4) To Search for Linked Pages
If you want to search for pages that link to a URL, just type in link: and the name of the URL.

5) To Search for Related URLs
To search  for pages that are similar to a URL, just type in related: and the name of a URL that you want to compare.
6) To Use a Wildcard
If you want to fill in the blank for a quotation or a phrase you are looking for, use an asterisk (*). Be sure to enclose the phrase in quotation marks. This is sometimes called a “wildcard.”
“Roses are * Violets are *”

7) To Use OR
To search for either word in a keyword search, use OR in all capital letters.
teenager OR adolescent
Boolean Searching

Boolean Searching is a useful way of entering search terms into a database to improve the quality of the results.  It is based on a method of logic developed by George Boole, a 19th century English mathematician. Because most databases  support Boolean searches, it allows you to more effectively select your search terms and thereby limit your results to obtain quality information.

Boolean operators include the following:


“AND” helps you to specify what you are searching for.  If you were searching for the word “cougar” and you only wanted results that includes animals, not the “new” connotation for the word, you could type the following into a search box.

cougar AND animal

“NOT” helps you to limit your search.  If you were searching for a “jaguar”, you might want to exclude automobiles from your search to limit the results.

jaguar NOT automobile

“OR” helps you utilize several terms for the same keyword search.  If you are searching for articles on teenagers, you might specify “teenagers” OR “adolescents” to improve your search results.

teenagers OR adolescents

If the search terms that you are looking for are usually adjacent to each other, try putting all the terms in quotation marks.  If you entered the words Abraham Lincoln in a search box, you would get a number of Abrahams and Lincolns, though not exclusively Abraham Lincoln.  Here is how to enter the adjacent search words:

“Abraham Lincoln”

If you want to group search terms for more complex searches, use parentheses, as follows:

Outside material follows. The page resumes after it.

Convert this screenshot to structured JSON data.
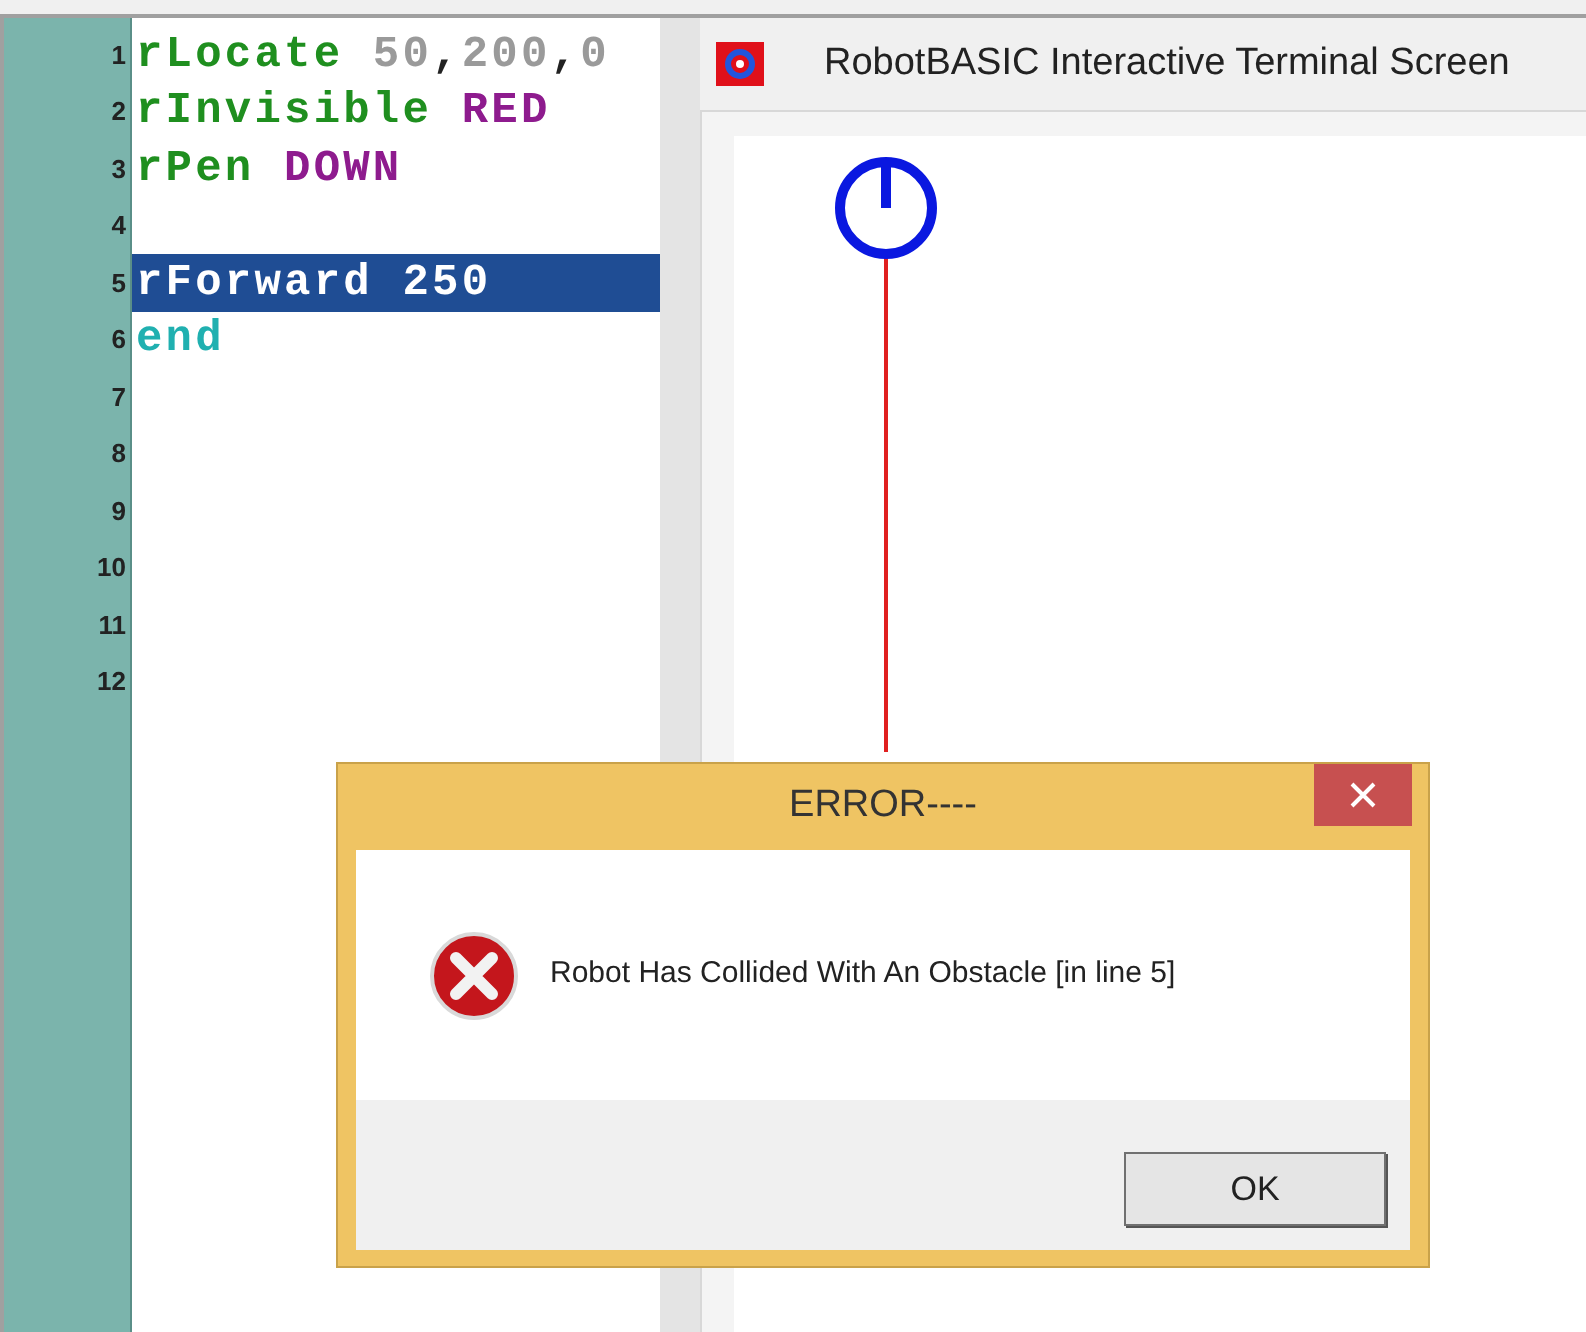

fruit AND (orange OR grapefruit)
(teenagers OR adolescents) AND facebook

Resources for Boolean Searching

Colorado State University has a tutorial on using AND, OR, and NOT in Boolean Searching.

A project of the Board of Regents of the University System of Georgia

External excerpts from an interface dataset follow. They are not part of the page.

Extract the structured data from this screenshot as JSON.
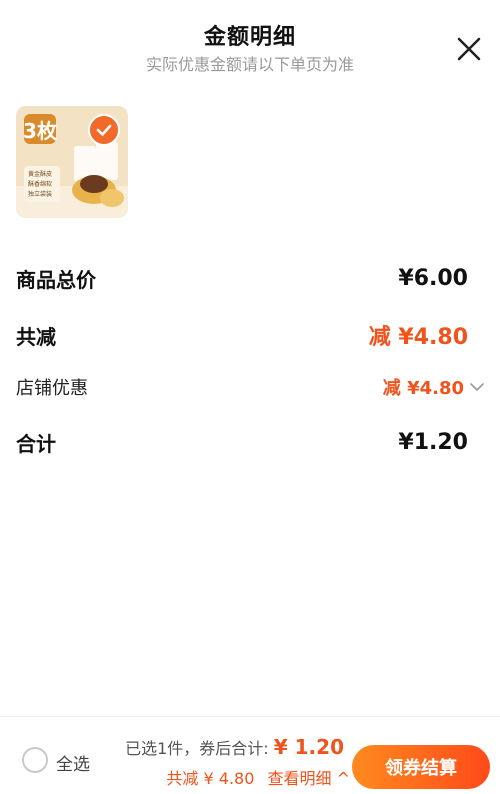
{
  "header": {
    "title": "金额明细",
    "subtitle": "实际优惠金额请以下单页为准"
  },
  "product": {
    "badge_text": "3枚",
    "features": [
      "黄金酥皮",
      "酥香绵软",
      "独立袋装"
    ]
  },
  "breakdown": {
    "total_label": "商品总价",
    "total_value": "¥6.00",
    "reduce_label": "共减",
    "reduce_value": "减 ¥4.80",
    "shop_discount_label": "店铺优惠",
    "shop_discount_value": "减 ¥4.80",
    "sum_label": "合计",
    "sum_value": "¥1.20"
  },
  "bottom_bar": {
    "select_all_label": "全选",
    "selected_text": "已选1件，券后合计:",
    "after_coupon_amount": "¥ 1.20",
    "total_reduce_text": "共减 ¥ 4.80",
    "view_detail_text": "查看明细 ^",
    "checkout_label": "领券结算"
  },
  "colors": {
    "accent": "#f0531c",
    "check": "#f26a2a"
  }
}
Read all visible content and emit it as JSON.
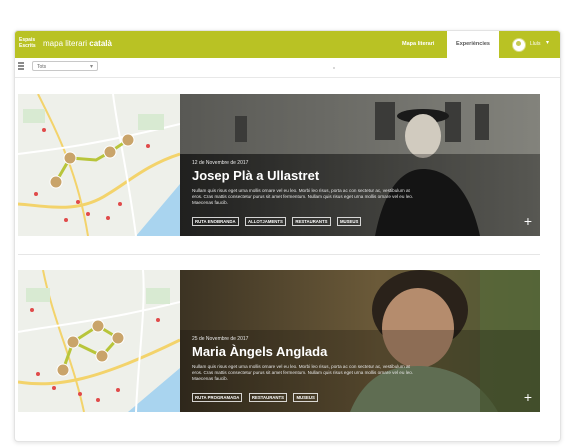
{
  "header": {
    "logo_text": "Espais Escrits",
    "brand_prefix": "mapa literari ",
    "brand_bold": "català",
    "nav_map": "Mapa literari",
    "nav_active_tab": "Experiències",
    "user_name": "Lluís",
    "user_caret": "▾"
  },
  "filter": {
    "select_value": "Tots",
    "select_chevron": "▾"
  },
  "cards": [
    {
      "date": "12 de Novembre de 2017",
      "title": "Josep Plà a Ullastret",
      "description": "Nullam quis risus eget urna mollis ornare vel eu leo. Morbi leo risus, porta ac con sectetur ac, vestibulum at eros. Cras mattis consectetur purus sit amet fermentum. Nullam quis risus eget urna mollis ornare vel eu leo. Maecenas faucib.",
      "tags": [
        "RUTA ENOBRANDA",
        "ALLOTJAMENTS",
        "RESTAURANTS",
        "MUSEUS"
      ],
      "plus": "+"
    },
    {
      "date": "25 de Novembre de 2017",
      "title": "Maria Àngels Anglada",
      "description": "Nullam quis risus eget urna mollis ornare vel eu leo. Morbi leo risus, porta ac con sectetur ac, vestibulum at eros. Cras mattis consectetur purus sit amet fermentum. Nullam quis risus eget urna mollis ornare vel eu leo. Maecenas faucib.",
      "tags": [
        "RUTA PROGRAMADA",
        "RESTAURANTS",
        "MUSEUS"
      ],
      "plus": "+"
    }
  ],
  "colors": {
    "accent": "#b9c224",
    "route": "#b8c53a",
    "water": "#a9d4ef",
    "pin": "#e04a4a"
  }
}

Boolean Searching Information from Penn State University

Library of Congress Online Catalog Help Page


Thursday, June 5, 2014

Free Educational Online Videos--How Do I Find Them?

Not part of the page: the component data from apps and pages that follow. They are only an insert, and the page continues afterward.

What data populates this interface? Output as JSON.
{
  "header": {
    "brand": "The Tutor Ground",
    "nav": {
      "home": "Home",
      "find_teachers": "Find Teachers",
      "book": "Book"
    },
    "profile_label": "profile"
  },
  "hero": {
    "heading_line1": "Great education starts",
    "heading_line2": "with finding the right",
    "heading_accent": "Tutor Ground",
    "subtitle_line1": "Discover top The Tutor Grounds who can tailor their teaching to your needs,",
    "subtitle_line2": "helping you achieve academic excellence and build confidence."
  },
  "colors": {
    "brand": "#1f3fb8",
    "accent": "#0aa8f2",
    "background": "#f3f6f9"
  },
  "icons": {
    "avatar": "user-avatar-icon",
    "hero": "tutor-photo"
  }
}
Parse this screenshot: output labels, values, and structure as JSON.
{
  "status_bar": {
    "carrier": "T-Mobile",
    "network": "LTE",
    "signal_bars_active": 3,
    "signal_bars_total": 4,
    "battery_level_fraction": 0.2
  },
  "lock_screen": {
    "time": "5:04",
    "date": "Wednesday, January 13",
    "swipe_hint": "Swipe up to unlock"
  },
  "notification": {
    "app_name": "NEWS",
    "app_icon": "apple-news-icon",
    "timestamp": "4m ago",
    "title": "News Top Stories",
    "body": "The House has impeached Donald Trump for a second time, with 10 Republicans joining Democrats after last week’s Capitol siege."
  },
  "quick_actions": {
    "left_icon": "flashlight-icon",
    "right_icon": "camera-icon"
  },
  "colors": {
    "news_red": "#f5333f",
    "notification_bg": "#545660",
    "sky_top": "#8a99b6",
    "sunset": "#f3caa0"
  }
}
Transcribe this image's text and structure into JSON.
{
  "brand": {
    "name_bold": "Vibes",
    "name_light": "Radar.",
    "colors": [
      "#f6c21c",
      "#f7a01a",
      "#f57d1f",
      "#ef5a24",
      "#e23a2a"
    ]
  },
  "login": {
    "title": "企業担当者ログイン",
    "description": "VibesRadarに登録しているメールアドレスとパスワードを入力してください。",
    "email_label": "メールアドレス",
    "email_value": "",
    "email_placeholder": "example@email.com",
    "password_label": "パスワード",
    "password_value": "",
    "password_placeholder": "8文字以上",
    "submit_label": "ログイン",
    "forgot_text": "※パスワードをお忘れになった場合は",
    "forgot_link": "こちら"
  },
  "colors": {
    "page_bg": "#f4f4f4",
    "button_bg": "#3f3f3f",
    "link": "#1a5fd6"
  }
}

Free Educational Online Videos--How Do I Find Them?

If you "Google" a keyword such a "hurricanes" or "cell division," and click on the label "Videos," in the Google results, you are going to find a number of videos on YouTube, but what if your school district blocks YouTube, or what if you want to use other resources such as WatchKnowLearn or Khan Academy, among others?

TeacherTopia has a fantastic search engine set up just for this reason.  It will locate free educational online videos and it does not include YouTube in its results.  You can use the search engine that is exclusively for free educational videos for the classroom by going to

It's always best to enclose your keywords in quotation marks to ensure that the Google Search Engine in TeacherTopia checks for all the words that you have included.  Use OR if you want to include two or three similar keywords.   Examples include "climate change OR global warming" and "mitosis OR cell division."

Another technique is just to browse through the eighteen resources on the TeacherTopia Video page. Here are a few of my favorite resources from the eighteen listed.

Looking for audio or video speeches and campaign commercials from past Presidential elections?  Try The Living Room Candidate.  

Do you want to learn a new language or show language learning videos to your Spanish students?  Go to Annenberg Learner.  It has videos in almost every subject you can imagine.

Do you need to work on your Algebra skills or any other subject such as math, science, arts and humanities and more?  Khan Academy is the place for you. This amazing resource is free, but you will have to log in with a Facebook account or create a free login for Khan Academy.

Let us know what you think about the TeacherTopia Video Resources and search engine.  We would love to see your comments below.